Extracted records:
---
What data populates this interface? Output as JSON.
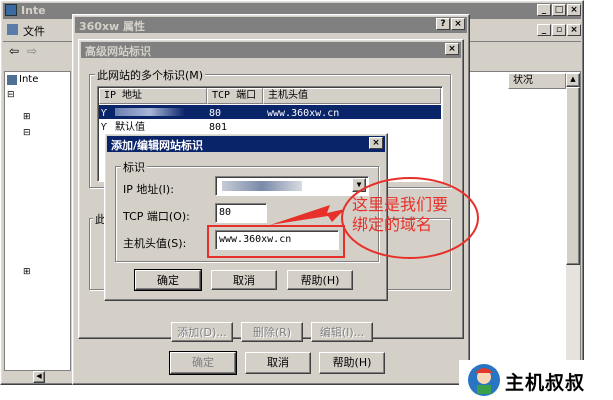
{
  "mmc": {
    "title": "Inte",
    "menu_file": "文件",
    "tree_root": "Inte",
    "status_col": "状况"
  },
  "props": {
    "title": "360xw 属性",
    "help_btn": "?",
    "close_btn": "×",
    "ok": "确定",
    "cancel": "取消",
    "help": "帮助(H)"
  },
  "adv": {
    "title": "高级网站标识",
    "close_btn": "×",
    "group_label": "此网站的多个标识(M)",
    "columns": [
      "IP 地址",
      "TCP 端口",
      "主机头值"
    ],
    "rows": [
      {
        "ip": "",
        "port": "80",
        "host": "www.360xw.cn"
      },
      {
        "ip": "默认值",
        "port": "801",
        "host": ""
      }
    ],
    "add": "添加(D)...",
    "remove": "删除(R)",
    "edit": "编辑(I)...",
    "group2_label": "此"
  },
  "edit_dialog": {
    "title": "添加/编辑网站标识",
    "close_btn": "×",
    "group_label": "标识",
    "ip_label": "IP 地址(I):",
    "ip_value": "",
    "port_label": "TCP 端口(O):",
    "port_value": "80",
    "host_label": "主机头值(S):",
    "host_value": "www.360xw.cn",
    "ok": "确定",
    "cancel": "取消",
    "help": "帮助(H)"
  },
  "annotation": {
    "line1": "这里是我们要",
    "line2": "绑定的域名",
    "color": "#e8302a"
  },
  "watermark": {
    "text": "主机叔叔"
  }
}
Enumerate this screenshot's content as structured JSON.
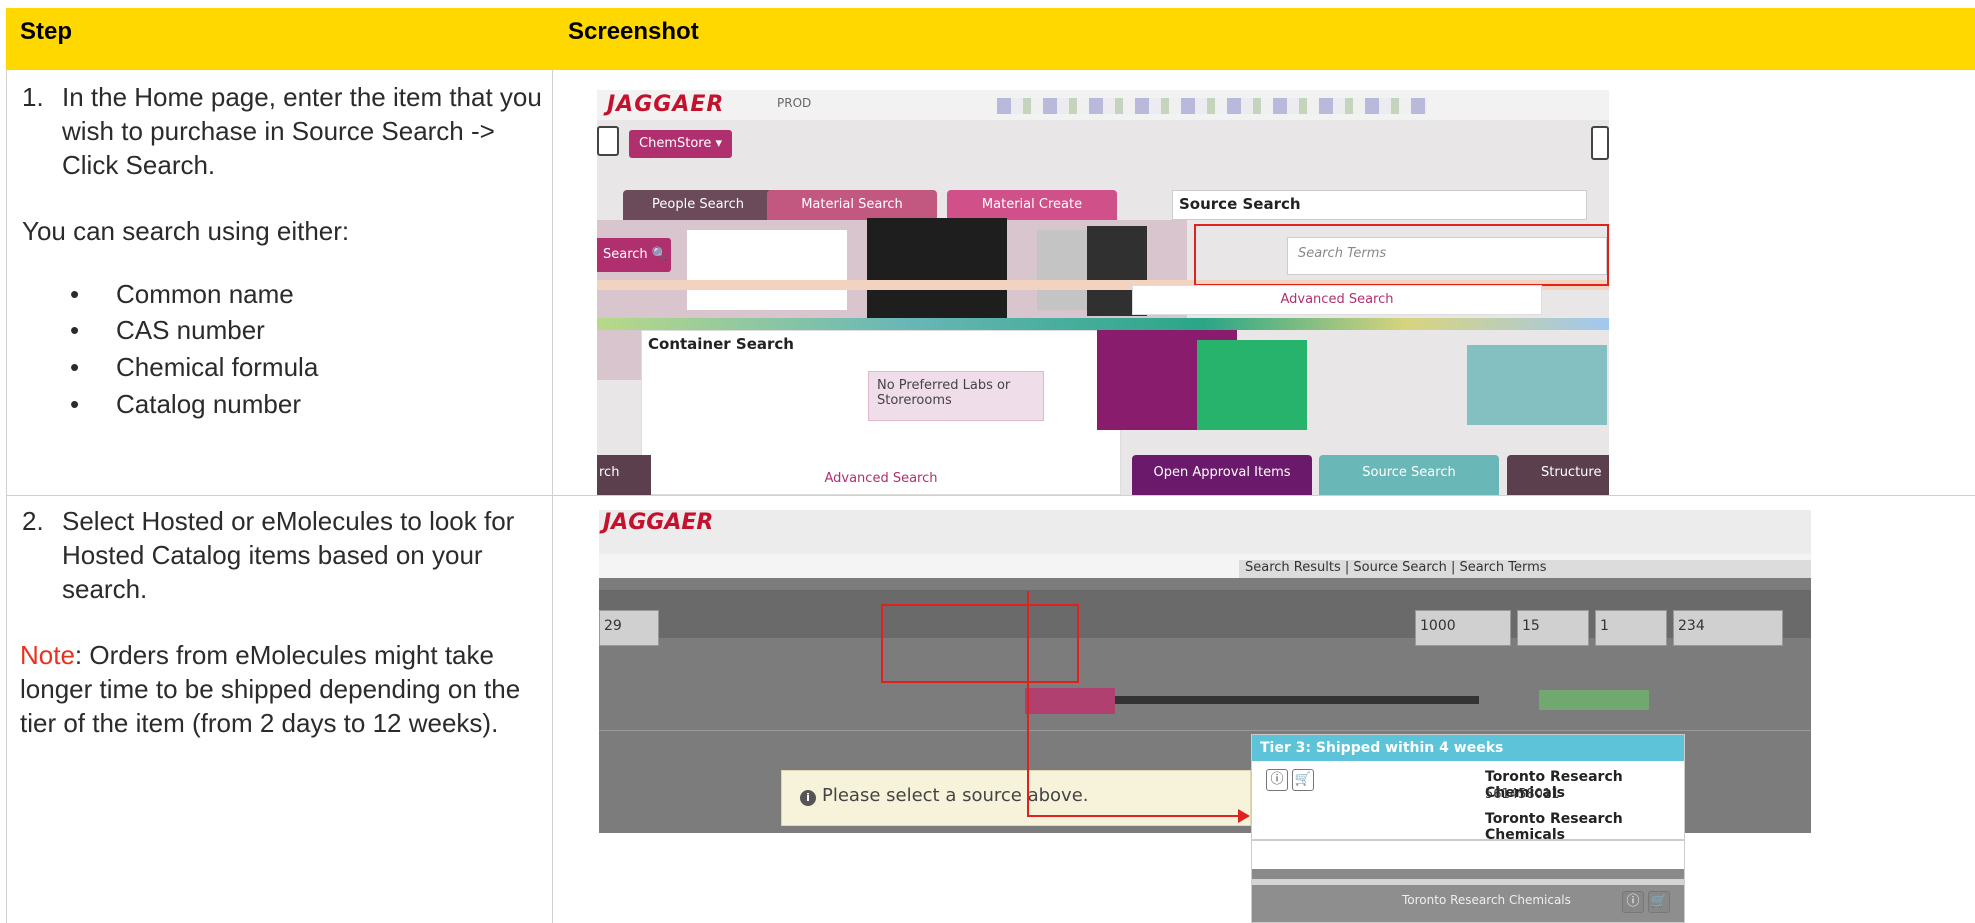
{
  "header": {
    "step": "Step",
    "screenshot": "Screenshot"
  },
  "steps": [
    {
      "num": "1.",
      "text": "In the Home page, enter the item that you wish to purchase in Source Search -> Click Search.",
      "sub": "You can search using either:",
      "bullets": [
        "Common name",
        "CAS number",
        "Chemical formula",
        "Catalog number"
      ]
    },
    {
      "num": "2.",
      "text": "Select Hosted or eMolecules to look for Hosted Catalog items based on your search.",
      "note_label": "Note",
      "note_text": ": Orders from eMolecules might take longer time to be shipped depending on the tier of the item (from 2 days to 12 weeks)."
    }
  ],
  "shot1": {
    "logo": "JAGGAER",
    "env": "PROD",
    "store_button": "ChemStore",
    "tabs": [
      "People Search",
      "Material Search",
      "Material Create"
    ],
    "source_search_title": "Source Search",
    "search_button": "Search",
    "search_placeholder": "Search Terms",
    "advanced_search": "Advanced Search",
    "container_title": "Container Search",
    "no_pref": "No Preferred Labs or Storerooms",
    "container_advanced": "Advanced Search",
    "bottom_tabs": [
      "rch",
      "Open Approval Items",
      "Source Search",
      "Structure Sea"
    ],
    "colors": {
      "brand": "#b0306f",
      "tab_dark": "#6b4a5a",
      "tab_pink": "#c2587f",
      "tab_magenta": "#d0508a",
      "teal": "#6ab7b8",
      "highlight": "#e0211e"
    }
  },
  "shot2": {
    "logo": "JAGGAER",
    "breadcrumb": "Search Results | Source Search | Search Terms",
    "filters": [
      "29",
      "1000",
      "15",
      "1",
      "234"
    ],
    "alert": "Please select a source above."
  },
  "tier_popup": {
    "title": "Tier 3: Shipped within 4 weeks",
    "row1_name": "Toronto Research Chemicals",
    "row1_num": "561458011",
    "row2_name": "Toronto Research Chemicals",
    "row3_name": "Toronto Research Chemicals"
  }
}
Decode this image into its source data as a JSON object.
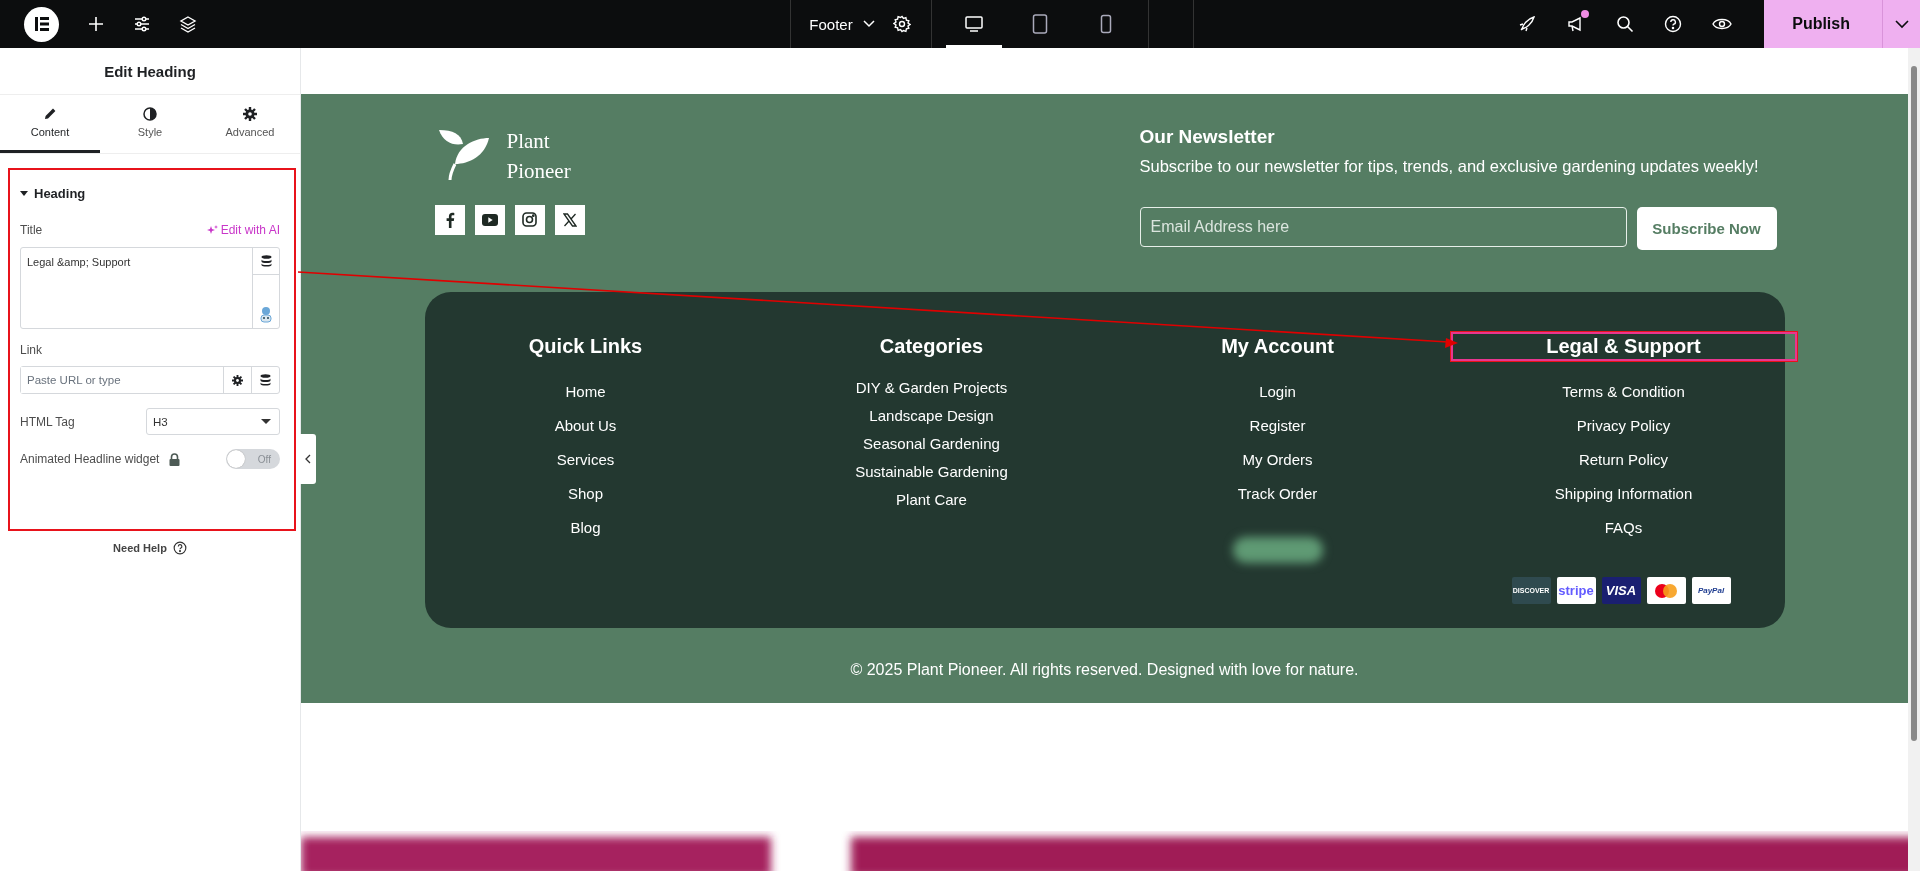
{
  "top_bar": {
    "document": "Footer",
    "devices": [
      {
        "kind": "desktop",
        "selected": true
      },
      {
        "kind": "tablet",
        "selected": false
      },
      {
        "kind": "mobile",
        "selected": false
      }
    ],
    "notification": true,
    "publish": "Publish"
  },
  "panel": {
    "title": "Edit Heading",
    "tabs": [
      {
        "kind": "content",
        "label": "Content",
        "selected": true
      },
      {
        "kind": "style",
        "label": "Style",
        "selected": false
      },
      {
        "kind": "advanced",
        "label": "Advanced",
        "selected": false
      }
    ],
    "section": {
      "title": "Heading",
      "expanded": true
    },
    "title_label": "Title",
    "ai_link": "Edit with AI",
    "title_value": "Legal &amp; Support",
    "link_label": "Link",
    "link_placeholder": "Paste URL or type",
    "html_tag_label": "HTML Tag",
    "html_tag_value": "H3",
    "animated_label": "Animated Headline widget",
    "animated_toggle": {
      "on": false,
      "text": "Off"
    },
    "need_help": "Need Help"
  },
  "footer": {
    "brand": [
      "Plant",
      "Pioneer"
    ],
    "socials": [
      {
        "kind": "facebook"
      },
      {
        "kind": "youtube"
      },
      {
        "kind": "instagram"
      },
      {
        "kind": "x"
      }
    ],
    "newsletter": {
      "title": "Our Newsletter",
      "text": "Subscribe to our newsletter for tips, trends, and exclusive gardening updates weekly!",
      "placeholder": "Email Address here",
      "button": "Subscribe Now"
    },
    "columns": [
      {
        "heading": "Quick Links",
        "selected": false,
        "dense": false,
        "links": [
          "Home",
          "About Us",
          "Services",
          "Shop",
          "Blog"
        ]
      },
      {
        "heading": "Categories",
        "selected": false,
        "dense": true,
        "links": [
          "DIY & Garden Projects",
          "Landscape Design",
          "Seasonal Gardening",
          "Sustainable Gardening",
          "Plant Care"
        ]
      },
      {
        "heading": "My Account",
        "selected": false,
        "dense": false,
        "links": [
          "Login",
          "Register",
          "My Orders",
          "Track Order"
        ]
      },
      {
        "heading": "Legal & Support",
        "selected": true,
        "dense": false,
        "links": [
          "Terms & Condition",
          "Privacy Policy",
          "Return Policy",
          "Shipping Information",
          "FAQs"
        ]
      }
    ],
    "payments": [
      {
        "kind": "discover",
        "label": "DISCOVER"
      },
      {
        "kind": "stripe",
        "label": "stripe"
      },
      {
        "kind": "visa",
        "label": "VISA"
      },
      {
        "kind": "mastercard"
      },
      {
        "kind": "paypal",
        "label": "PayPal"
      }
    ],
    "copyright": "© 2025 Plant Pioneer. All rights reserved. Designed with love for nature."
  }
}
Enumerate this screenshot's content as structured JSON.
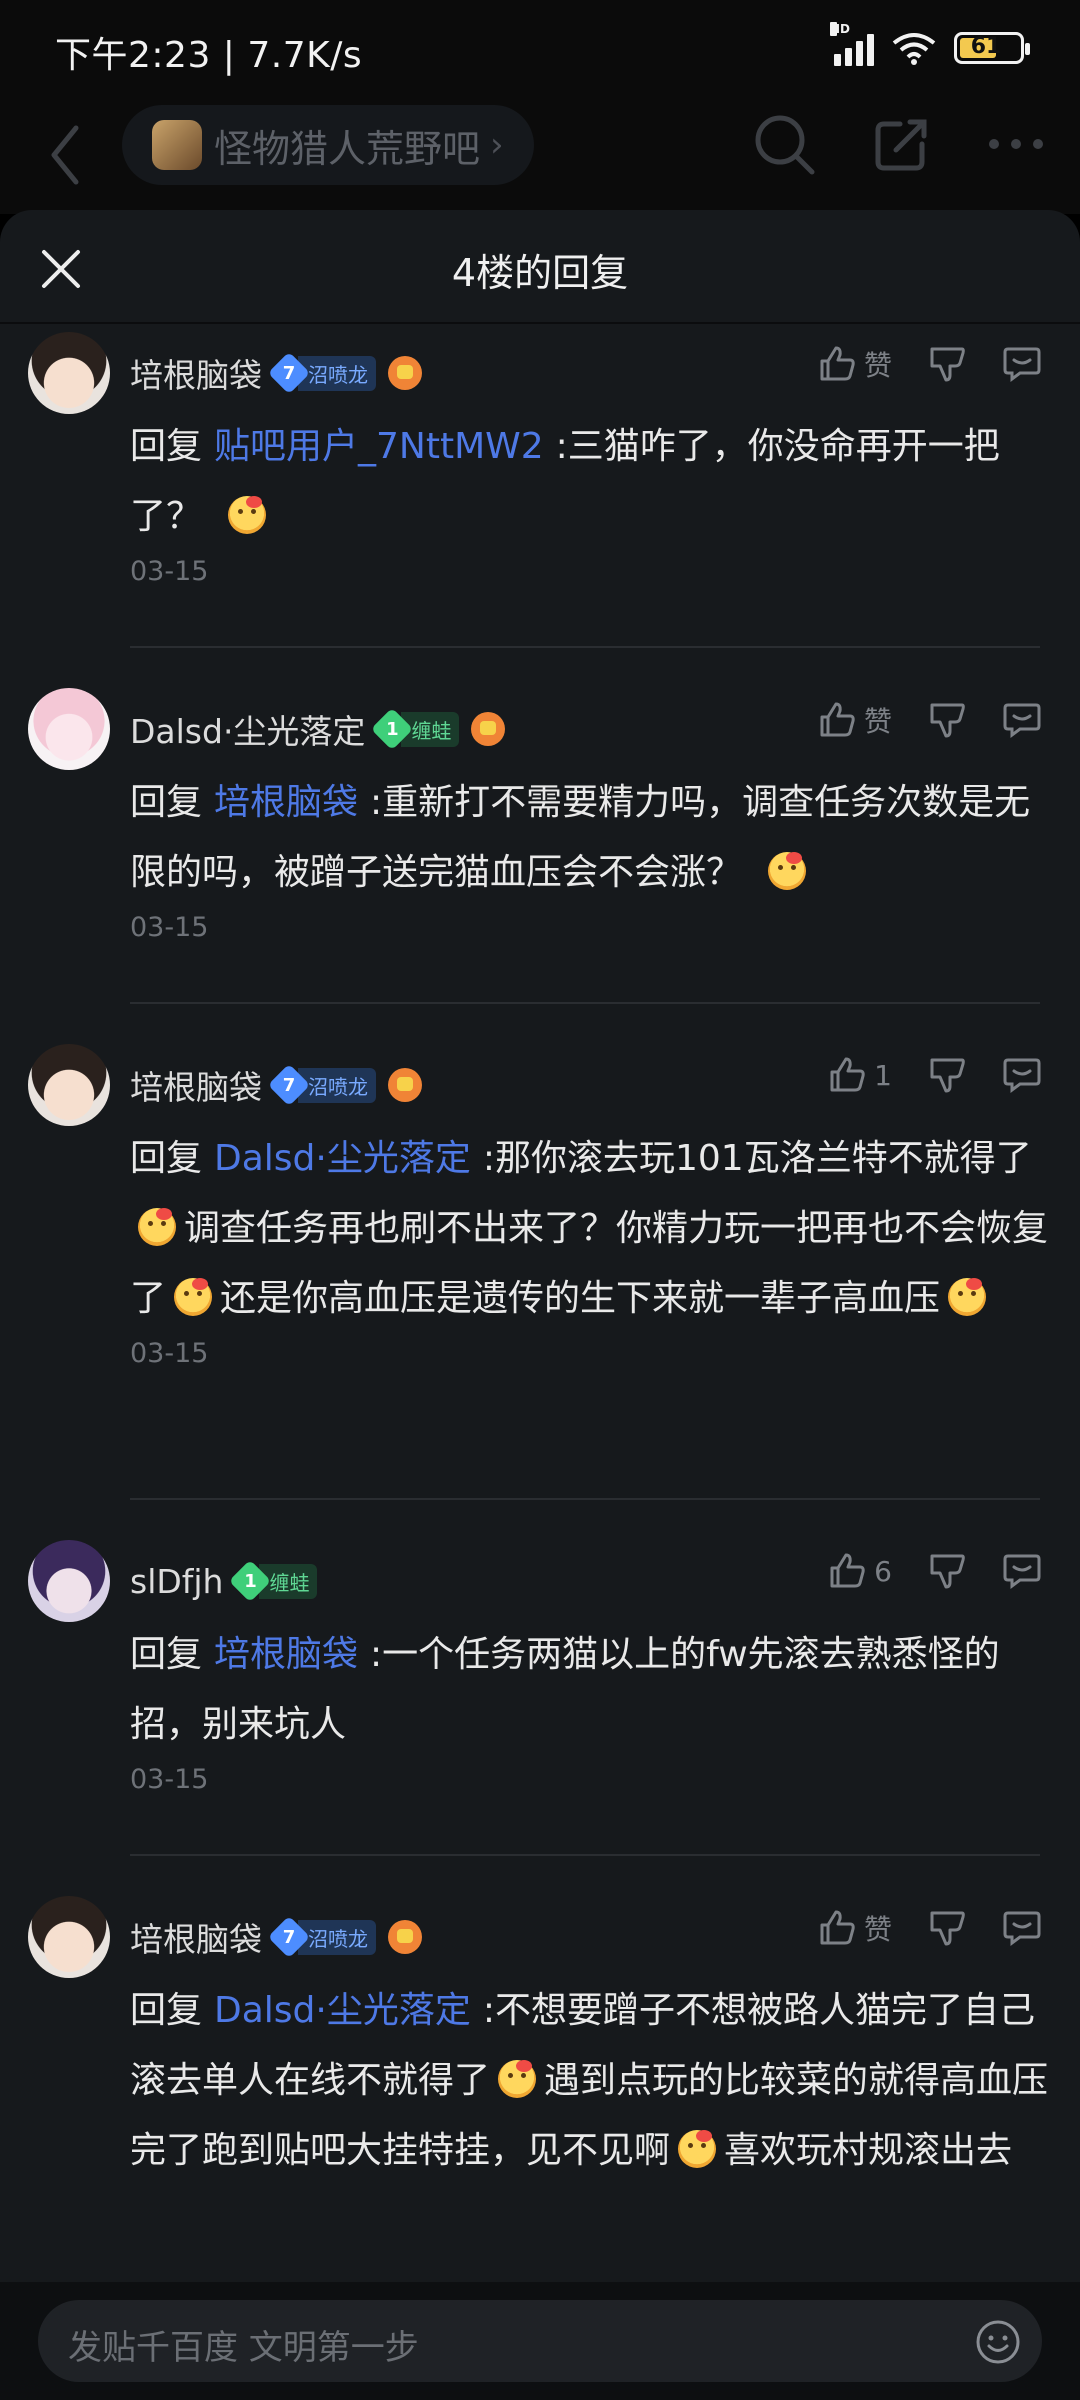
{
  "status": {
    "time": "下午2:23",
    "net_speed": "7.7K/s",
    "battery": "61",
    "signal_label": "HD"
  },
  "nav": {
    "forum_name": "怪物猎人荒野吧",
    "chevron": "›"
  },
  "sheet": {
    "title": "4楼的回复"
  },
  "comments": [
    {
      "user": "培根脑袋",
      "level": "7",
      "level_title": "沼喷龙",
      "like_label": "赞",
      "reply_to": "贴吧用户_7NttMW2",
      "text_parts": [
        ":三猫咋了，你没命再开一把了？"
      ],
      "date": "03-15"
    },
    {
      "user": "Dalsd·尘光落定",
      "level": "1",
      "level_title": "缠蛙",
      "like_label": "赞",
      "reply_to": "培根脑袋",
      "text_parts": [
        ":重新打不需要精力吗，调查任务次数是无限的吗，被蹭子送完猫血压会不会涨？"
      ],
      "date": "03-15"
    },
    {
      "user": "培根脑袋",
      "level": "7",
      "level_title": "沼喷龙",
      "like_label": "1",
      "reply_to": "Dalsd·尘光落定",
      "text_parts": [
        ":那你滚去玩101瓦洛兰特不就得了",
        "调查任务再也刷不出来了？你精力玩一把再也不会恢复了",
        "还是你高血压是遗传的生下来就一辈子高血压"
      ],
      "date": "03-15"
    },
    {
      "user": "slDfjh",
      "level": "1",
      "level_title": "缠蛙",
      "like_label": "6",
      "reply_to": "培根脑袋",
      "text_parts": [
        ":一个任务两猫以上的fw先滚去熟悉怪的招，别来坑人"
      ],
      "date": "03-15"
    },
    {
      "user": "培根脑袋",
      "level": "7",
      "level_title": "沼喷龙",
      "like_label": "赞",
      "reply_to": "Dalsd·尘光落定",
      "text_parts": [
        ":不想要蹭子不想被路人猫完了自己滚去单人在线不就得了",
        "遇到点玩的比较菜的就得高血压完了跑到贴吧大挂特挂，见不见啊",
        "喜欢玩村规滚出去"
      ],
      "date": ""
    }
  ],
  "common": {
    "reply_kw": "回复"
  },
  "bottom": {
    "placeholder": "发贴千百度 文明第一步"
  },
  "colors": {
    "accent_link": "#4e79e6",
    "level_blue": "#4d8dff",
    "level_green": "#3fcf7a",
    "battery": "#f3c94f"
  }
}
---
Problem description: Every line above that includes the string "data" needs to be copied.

Expected output:
What data populates this interface? Output as JSON.
Decode this image into its source data as a JSON object.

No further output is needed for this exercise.